───── THE DATA
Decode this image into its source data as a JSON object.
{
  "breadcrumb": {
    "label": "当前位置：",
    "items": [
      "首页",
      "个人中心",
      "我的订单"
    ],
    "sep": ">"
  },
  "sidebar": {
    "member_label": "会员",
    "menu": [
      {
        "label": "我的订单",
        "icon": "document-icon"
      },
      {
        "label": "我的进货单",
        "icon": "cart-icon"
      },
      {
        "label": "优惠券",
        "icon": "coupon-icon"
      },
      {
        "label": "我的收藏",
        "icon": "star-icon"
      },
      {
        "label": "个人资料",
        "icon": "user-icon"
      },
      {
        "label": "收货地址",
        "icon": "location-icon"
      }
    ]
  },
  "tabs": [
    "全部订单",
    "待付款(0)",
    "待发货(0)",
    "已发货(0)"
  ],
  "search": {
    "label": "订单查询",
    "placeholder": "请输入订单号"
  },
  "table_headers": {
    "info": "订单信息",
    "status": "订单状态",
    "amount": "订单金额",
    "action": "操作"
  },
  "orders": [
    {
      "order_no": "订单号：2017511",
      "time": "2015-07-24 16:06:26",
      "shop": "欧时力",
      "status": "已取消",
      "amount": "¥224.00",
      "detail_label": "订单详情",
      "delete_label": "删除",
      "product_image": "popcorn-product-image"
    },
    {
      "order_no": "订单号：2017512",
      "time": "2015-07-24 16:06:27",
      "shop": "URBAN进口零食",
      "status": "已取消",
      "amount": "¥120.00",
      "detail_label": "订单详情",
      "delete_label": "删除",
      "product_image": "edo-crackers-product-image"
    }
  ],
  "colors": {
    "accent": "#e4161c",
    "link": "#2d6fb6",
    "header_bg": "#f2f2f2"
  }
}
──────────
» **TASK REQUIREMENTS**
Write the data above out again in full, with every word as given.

» **RESPONSE BOX**
Decode this image into its source data as a JSON object.
{
  "breadcrumb": {
    "label": "当前位置：",
    "items": [
      "首页",
      "个人中心",
      "我的订单"
    ],
    "sep": ">"
  },
  "sidebar": {
    "member_label": "会员",
    "menu": [
      {
        "label": "我的订单",
        "icon": "document-icon"
      },
      {
        "label": "我的进货单",
        "icon": "cart-icon"
      },
      {
        "label": "优惠券",
        "icon": "coupon-icon"
      },
      {
        "label": "我的收藏",
        "icon": "star-icon"
      },
      {
        "label": "个人资料",
        "icon": "user-icon"
      },
      {
        "label": "收货地址",
        "icon": "location-icon"
      }
    ]
  },
  "tabs": [
    "全部订单",
    "待付款(0)",
    "待发货(0)",
    "已发货(0)"
  ],
  "search": {
    "label": "订单查询",
    "placeholder": "请输入订单号"
  },
  "table_headers": {
    "info": "订单信息",
    "status": "订单状态",
    "amount": "订单金额",
    "action": "操作"
  },
  "orders": [
    {
      "order_no": "订单号：2017511",
      "time": "2015-07-24 16:06:26",
      "shop": "欧时力",
      "status": "已取消",
      "amount": "¥224.00",
      "detail_label": "订单详情",
      "delete_label": "删除",
      "product_image": "popcorn-product-image"
    },
    {
      "order_no": "订单号：2017512",
      "time": "2015-07-24 16:06:27",
      "shop": "URBAN进口零食",
      "status": "已取消",
      "amount": "¥120.00",
      "detail_label": "订单详情",
      "delete_label": "删除",
      "product_image": "edo-crackers-product-image"
    }
  ],
  "colors": {
    "accent": "#e4161c",
    "link": "#2d6fb6",
    "header_bg": "#f2f2f2"
  }
}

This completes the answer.